In their own speeches on Sunday, many progressive politicians used the word “irresponsibility” to describe Sánchez’s decision to choose a snap election over the formation of a left government. This weekend’s contest saw the PP gain 22 seats (winning 88 in total) and Vox surge into third place. Sánchez’s decision was, at best, a miscalculation and, at worst, proof of a lack of faith in his own abilities.

Instead of keeping a poker face while holding conversations with business and negotiations with the far left, the prime minister-elect crumbled. Perhaps he hoped to enjoy the same luck as one-time PP premier Mariano Rajoy, who temporarily tightened his clutch on power by holding a snap election in the summer of 2016, barely six months after Spanish had last gone to the ballot box.

Sánchez was complacent, assuming that VOX had reached its zenith in April when it won 10 per cent of the vote (it secured 15.1 per cent last night). The Prime Minister failed to anticipate how two Supreme Court decisions would leave him exposed on the campaign trial. The first was the approval of General Francisco Franco’s exhumation from the Valley of the Fallen basilica, a move Sánchez himself was behind. The second was, of course, the sentencing of the Catalan independence leaders to a collective total of 100 years in prison. Both events gave the far right an opportunity to grandstand on primetime television and spew reactionary propaganda about the “hooligans” who took to the streets of Barcelona to protest. 

Sánchez’s naivety over how the right would capitalise on these events was shared by some on the far left. And they echo the shock of others who find the rise of the far right in Spain surprising or inexplicable. But such reactions reflect an unawareness of the experiences and the psyche of the average Spanish person in 2019.

Spanish fascism didn't end with a war or a revolution. Instead, the dictatorship was replaced with a “transition government” made up of numerous Francoists, who drew up the constitution still used in Spain today. The narratives built and taught for 40 years about what it meant to be Spanish, narratives that went far beyond white supremacy to encompass anti-socialism and Catholic ultra-conservatism, where never truly undone through physical or ideological conflict. 

Political imagination in Spain has been reformed but never revolutionised. Except, that is, during the mass anti-austerity protests of 2011-2015 (which gave birth to Podemos) and, more recently, through the renewed push for Catalan independence. Too afraid of the unbridled popular power of these two political movements, Sánchez underestimated the viability of reactionary thought. It is a mistake he will spend the rest of his political life rueing. 

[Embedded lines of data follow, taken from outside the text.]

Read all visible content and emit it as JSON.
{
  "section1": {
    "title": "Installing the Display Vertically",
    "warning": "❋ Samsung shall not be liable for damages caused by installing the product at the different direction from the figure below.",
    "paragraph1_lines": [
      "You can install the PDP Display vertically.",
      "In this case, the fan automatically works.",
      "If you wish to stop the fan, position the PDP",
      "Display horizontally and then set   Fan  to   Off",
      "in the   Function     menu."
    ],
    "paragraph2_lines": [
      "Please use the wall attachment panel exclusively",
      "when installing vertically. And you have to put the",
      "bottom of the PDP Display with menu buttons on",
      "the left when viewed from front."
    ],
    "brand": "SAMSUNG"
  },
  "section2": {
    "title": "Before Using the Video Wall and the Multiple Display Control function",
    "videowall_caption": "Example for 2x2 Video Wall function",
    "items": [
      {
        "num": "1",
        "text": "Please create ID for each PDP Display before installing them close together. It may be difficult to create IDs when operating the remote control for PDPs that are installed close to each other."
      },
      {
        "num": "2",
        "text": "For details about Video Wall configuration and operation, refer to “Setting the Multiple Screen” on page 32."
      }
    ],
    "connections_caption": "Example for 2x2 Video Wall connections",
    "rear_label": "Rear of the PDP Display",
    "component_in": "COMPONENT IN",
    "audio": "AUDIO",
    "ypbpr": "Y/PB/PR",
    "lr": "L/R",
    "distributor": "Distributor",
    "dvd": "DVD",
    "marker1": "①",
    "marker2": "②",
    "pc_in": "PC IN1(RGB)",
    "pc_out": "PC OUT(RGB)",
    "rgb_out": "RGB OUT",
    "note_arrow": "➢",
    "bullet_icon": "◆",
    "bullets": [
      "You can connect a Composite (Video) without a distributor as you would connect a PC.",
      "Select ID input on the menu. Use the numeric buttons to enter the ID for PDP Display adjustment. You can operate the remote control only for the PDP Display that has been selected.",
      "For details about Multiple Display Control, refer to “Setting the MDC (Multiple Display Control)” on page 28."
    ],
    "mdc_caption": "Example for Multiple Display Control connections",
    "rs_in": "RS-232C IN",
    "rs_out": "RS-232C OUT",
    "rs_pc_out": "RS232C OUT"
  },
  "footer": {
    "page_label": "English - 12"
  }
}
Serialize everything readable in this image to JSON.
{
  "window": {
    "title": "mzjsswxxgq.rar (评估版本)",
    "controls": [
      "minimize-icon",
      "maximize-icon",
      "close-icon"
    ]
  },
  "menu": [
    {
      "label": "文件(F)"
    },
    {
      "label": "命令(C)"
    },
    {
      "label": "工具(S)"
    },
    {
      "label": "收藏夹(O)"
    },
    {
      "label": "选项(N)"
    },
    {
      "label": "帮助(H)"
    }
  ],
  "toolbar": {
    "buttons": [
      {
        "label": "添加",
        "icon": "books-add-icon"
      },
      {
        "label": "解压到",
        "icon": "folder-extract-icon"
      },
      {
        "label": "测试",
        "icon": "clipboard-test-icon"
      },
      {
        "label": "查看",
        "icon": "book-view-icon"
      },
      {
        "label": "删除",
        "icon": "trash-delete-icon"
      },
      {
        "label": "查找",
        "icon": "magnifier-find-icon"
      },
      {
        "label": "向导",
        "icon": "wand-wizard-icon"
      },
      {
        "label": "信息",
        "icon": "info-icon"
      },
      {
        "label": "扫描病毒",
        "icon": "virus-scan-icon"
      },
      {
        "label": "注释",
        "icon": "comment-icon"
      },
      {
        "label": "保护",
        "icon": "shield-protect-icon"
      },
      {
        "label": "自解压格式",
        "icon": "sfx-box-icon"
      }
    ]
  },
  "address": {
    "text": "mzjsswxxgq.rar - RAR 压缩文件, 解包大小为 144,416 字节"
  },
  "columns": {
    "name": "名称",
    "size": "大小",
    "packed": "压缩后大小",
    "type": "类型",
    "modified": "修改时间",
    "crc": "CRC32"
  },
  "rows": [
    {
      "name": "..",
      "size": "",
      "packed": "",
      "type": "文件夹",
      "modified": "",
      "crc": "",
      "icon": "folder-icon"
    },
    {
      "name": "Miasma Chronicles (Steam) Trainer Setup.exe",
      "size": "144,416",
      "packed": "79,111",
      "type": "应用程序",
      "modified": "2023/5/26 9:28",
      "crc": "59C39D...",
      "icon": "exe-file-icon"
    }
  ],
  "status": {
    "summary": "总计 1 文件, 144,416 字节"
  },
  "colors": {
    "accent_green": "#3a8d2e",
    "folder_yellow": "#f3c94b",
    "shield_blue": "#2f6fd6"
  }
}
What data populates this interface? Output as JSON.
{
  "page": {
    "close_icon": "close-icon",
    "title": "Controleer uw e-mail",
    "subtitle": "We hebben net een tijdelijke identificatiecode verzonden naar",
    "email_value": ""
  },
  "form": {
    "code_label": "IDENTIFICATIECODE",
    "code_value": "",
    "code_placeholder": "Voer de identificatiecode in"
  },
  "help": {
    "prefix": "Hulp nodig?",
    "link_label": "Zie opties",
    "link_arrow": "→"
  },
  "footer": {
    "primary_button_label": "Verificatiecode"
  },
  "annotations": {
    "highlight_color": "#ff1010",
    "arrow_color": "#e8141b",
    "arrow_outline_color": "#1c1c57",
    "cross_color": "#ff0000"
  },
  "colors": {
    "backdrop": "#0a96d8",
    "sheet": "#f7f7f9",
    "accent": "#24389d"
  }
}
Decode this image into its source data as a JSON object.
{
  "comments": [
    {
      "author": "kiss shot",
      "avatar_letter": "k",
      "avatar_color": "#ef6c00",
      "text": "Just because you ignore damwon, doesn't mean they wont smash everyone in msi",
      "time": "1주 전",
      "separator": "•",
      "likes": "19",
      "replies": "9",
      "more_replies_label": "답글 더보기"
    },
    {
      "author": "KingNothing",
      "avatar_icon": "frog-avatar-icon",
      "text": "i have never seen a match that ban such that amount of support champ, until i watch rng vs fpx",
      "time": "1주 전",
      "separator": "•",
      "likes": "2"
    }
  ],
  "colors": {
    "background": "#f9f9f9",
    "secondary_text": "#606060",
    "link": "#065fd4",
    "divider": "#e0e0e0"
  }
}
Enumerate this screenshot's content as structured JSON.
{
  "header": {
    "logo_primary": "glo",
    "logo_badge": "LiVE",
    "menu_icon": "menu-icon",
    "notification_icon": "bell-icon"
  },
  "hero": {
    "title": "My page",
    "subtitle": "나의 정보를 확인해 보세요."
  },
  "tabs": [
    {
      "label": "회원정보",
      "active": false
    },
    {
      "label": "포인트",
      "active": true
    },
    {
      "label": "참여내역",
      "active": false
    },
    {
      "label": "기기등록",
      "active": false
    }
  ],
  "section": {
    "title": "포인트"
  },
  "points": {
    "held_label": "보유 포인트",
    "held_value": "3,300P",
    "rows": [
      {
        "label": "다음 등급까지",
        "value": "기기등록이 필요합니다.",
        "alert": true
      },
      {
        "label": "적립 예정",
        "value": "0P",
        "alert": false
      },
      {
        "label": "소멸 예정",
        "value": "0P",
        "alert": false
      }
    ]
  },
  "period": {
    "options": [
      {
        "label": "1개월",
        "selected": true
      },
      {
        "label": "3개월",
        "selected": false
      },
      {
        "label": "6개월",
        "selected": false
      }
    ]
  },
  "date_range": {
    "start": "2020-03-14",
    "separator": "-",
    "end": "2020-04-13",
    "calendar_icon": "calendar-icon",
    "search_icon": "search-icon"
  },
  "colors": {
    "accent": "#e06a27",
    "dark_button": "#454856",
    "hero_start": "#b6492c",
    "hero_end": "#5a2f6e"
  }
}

As he delivers his bittersweet speech on Calle de Ferraz, something else is irking Pedro Sánchez. His supporters keep interrupting him with their chants. Worse, they keep interrupting him with chants of “con Casado no, con Iglesias si”, setting out a very clear path for the Prime Minister in the weeks to come — alliances are to be made with the left, not with the conservative leader. It's a silver lining in the very dark cloud that has set over Spain. The appetite for a coalition with Podemos is there, certainly when the alternative is kowtowing to PP.

Sánchez says that in order to “unblock the political situation” he will invite all parties into negotiations, except for those that “sow the speech of hate and anti-democracy.” But in a Spanish parliament even more fractured, with a total of 17 sitting parties, it remains to be seen if Sánchez can do now what he was unable to do in April. If he holds his nerve he might just retain office and form a government able to last a full term. Should he fail, Spain may face yet darker times.

Joana Ramiro is a freelance journalist who has written for the New Statesman, the Independent and Jacobin